WASHINGTON — Comptroller of the Currency Thomas J. Curry issued the following statement today regarding the interagency capital rule, which the Federal Reserve Board approved today. Mr. Curry said he intends to sign the rule next week.
In finalizing the new capital rules, the federal banking agencies are taking an important step to protect the banking system from future financial crises. I’m pleased that we were able to agree on a rulemaking that not only improves the quantity and quality of capital for banks of all sizes, but does so in a way that minimizes the burden on community banks. The final rule, which I intend to sign next week, incorporates a number of changes designed specifically to ease unnecessary burden on community banks and to respond to the many concerns we heard from them and others through our comment process while preserving the benefits to the financial system that come from higher quality and quantity of capital.
When we issued our proposals, one area that we highlighted for comment was whether the proposed treatment of Accumulated Other Comprehensive Income, or AOCI, would create unnecessary and harmful regulatory capital volatility for small banks and thrifts with holdings of available-for-sale (AFS) investment securities that are often in the form of Treasuries or other high-quality debt. We heard the concerns voiced by many small banks that the inclusion of unrealized gains and losses on AFS debt securities could result in large and volatile changes in capital levels that would be difficult and expensive for small banks to manage or hedge. The final rule gives these institutions an opportunity to opt out of this requirement, which I believe will prove very helpful for small institutions that buy securities as investments rather than as trading vehicles.
A second area of concern had been the treatment of residential mortgages. The proposed changes would have been disruptive for many small institutions, and so I’m very pleased that we agreed to continue to apply existing risk-based capital standards, including a 50 percent risk weight for prudently underwritten first-lien mortgages that are not past due.
A third area of concern involved the treatment of Trust Preferred Securities, or TRuPS. The proposed changes would have phased-out TruPS and cumulative perpetual preferred stock from Tier 1 capital. The final rule exempts small depository institution holding companies from this requirement. Subject to similar limits as in the current risk-based capital rules, capital instruments issued by these institutions prior to May 2010 that are currently in Tier 1 capital, including TruPS, are grandfathered.
Finally, we agreed that smaller institutions would have an extra year to implement these new requirements. For large internationally active banks subject to the advanced approaches provisions, the rule will be effective on January 1, 2014. Other institutions will begin applying the rules on January 1, 2015.
I think those are important accommodations, and it is entirely appropriate that they apply to the community banks and thrifts that had nothing to do with bringing on the crisis.
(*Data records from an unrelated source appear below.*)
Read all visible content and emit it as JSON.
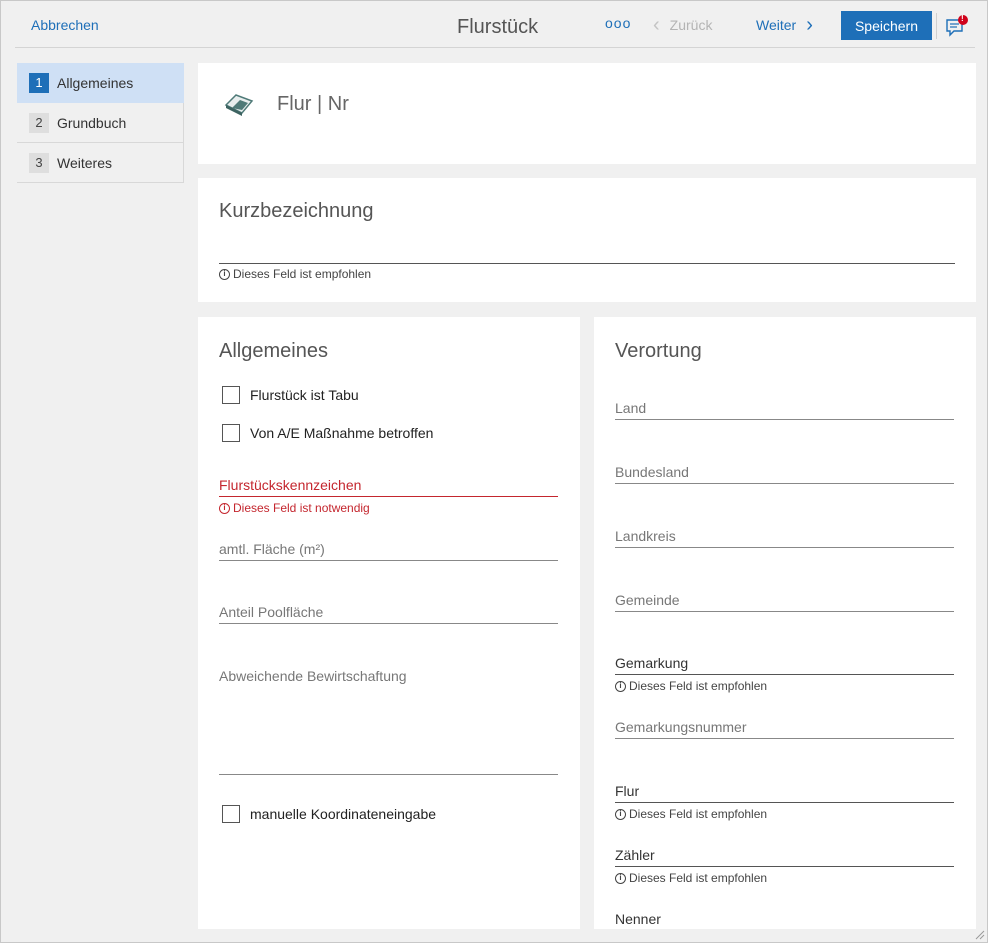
{
  "header": {
    "cancel_label": "Abbrechen",
    "title": "Flurstück",
    "more_label": "ooo",
    "back_label": "Zurück",
    "next_label": "Weiter",
    "save_label": "Speichern",
    "notification_badge": "!"
  },
  "sidebar": {
    "items": [
      {
        "num": "1",
        "label": "Allgemeines",
        "active": true
      },
      {
        "num": "2",
        "label": "Grundbuch",
        "active": false
      },
      {
        "num": "3",
        "label": "Weiteres",
        "active": false
      }
    ]
  },
  "top_card": {
    "icon": "parcel-icon",
    "title": "Flur | Nr"
  },
  "kurz_card": {
    "title": "Kurzbezeichnung",
    "hint": "Dieses Feld ist empfohlen"
  },
  "allgemeines": {
    "title": "Allgemeines",
    "checkbox_tabu": "Flurstück ist Tabu",
    "checkbox_massnahme": "Von A/E Maßnahme betroffen",
    "field_kennzeichen": "Flurstückskennzeichen",
    "hint_kennzeichen": "Dieses Feld ist notwendig",
    "field_flaeche": "amtl. Fläche (m²)",
    "field_pool": "Anteil Poolfläche",
    "field_bewirtschaftung": "Abweichende Bewirtschaftung",
    "checkbox_koordinaten": "manuelle Koordinateneingabe"
  },
  "verortung": {
    "title": "Verortung",
    "field_land": "Land",
    "field_bundesland": "Bundesland",
    "field_landkreis": "Landkreis",
    "field_gemeinde": "Gemeinde",
    "field_gemarkung": "Gemarkung",
    "hint_gemarkung": "Dieses Feld ist empfohlen",
    "field_gemarkungsnummer": "Gemarkungsnummer",
    "field_flur": "Flur",
    "hint_flur": "Dieses Feld ist empfohlen",
    "field_zaehler": "Zähler",
    "hint_zaehler": "Dieses Feld ist empfohlen",
    "field_nenner": "Nenner"
  },
  "colors": {
    "accent": "#1e6fb8",
    "error": "#c4262e",
    "sidebar_active": "#cfe0f5",
    "background": "#f0f0f0"
  }
}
Still, there are a number of other provisions that will apply to all banks and thrifts, and that is also appropriate. The new rule calls for higher levels of capital and requires that banks and thrifts maintain higher levels of common equity as part of that capital. This Common Equity Tier 1 capital is better able to absorb losses than other forms of capital, and it will go a long way toward maintaining confidence in our banks during future periods of economic stress. In addition to the requirement for a 4.5 percent Common Equity Tier 1 capital ratio, banks and thrifts will be required to maintain a 2.5 percent capital buffer, also composed of Common Equity Tier 1. Institutions that fall below that level will be subject to increasingly stringent restrictions on their ability to pay dividends. Similarly, the final rule includes provisions that will strengthen capital requirements for areas that were a significant source of risk during the financial crisis, including securitizations and the calculations for counterparty exposures used by Advanced Approaches banks.
Getting to this final rule has not been an easy process. It required a lot of hard work on the part of many people at the three federal banking agencies, and it certainly benefitted from the significant input and effort provided by a multitude of commenters. But it has been worth it. These new capital standards will go a long way to shoring up the banking system against future financial shocks and shielding the American taxpayer from ever again having to rescue some of the largest financial institutions in times of economic stress.